(Component data from apps and pages)

● ● ●

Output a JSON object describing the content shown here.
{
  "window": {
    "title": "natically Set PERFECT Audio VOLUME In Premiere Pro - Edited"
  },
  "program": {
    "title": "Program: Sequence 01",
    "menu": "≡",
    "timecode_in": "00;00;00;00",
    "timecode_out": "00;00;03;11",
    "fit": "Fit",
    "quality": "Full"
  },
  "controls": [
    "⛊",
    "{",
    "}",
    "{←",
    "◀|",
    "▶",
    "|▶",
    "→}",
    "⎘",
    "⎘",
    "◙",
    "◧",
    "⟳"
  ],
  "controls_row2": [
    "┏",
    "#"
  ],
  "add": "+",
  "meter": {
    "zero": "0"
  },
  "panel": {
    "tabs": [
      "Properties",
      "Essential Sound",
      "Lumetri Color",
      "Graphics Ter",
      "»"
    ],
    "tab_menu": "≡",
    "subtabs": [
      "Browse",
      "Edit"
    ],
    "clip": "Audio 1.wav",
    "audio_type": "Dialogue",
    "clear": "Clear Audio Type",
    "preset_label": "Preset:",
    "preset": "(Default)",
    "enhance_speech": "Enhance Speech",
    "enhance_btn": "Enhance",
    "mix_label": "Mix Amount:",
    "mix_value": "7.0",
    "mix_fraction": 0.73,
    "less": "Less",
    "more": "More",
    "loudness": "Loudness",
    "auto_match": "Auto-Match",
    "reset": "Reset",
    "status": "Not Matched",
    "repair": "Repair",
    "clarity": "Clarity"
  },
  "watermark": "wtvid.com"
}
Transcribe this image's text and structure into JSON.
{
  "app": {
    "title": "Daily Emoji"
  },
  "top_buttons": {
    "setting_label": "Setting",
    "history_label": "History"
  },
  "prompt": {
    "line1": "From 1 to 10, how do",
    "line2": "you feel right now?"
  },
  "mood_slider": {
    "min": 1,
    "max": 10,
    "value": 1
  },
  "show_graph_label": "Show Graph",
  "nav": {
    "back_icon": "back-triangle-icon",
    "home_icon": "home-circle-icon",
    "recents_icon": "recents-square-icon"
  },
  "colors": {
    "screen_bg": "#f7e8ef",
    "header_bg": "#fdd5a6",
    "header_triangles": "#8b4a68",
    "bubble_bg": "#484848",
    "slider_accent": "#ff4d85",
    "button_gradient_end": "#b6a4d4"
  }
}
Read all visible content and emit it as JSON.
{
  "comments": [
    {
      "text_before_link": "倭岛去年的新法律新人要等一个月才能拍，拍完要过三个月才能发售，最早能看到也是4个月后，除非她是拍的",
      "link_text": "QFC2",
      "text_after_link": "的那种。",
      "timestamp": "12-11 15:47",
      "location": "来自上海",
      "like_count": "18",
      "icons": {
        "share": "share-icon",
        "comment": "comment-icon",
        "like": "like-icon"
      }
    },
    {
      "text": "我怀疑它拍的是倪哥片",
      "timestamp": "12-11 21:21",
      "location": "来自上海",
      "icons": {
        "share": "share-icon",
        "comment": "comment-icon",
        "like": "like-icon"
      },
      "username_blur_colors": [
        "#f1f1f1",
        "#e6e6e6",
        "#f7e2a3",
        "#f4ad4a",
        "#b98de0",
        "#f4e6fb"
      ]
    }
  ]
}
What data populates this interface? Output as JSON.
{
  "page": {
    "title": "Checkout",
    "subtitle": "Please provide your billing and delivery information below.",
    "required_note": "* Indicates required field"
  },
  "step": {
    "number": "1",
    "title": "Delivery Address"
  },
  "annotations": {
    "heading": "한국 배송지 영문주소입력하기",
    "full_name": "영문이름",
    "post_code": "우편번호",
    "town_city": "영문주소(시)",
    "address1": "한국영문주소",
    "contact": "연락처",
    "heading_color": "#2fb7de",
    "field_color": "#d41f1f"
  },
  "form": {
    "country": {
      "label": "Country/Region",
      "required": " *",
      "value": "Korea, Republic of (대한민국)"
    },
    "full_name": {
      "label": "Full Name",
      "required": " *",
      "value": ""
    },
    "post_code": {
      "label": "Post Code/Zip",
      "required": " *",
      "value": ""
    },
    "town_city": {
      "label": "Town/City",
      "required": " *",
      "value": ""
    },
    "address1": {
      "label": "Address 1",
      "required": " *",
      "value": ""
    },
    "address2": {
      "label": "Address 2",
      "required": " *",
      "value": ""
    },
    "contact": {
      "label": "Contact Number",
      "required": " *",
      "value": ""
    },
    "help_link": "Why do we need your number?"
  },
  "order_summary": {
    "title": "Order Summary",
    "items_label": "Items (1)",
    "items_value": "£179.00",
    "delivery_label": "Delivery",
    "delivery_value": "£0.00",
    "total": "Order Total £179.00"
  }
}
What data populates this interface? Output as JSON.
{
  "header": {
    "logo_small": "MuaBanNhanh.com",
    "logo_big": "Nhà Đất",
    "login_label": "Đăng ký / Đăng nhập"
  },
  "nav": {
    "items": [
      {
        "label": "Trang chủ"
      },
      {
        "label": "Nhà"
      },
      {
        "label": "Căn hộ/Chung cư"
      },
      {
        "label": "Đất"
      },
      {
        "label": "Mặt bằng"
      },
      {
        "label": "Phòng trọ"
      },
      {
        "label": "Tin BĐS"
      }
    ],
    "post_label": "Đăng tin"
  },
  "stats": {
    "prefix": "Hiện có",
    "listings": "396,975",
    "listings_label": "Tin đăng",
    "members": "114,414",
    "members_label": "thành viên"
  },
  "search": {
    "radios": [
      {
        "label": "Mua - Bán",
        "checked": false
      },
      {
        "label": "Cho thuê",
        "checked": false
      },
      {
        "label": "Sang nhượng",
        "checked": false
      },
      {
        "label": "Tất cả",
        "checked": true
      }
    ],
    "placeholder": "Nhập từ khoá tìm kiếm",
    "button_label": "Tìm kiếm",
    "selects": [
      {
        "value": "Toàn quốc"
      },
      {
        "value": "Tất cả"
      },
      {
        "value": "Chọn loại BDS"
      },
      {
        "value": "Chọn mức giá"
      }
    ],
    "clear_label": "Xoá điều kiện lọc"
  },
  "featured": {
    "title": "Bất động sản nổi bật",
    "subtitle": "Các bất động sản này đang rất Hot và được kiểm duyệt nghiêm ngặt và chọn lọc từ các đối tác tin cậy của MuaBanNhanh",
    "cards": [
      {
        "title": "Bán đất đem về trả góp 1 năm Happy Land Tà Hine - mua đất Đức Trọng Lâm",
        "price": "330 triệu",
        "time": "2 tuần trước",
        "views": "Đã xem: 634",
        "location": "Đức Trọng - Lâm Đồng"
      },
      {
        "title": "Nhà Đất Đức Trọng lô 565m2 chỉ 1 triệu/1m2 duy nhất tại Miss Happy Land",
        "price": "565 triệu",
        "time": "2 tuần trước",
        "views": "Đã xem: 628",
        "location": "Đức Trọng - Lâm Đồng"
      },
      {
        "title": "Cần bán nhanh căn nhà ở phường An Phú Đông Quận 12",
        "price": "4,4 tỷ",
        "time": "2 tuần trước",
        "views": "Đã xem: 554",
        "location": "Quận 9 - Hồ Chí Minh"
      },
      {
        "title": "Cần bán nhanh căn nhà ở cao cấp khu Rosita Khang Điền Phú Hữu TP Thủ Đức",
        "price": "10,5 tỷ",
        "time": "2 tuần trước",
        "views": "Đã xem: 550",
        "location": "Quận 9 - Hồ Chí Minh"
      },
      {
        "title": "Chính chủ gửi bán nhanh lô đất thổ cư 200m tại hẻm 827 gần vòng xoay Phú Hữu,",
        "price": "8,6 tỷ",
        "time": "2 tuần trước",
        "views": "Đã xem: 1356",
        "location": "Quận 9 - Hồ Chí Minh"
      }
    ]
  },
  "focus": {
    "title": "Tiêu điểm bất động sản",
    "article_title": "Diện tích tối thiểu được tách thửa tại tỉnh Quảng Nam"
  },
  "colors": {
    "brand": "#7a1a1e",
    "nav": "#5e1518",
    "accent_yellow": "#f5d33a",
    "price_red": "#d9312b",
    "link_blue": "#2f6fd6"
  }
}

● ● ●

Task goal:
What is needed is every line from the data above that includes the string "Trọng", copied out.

Exercise output:
        "title": "Bán đất đem về trả góp 1 năm Happy Land Tà Hine - mua đất Đức Trọng Lâm",
        "location": "Đức Trọng - Lâm Đồng"
        "title": "Nhà Đất Đức Trọng lô 565m2 chỉ 1 triệu/1m2 duy nhất tại Miss Happy Land",
        "location": "Đức Trọng - Lâm Đồng"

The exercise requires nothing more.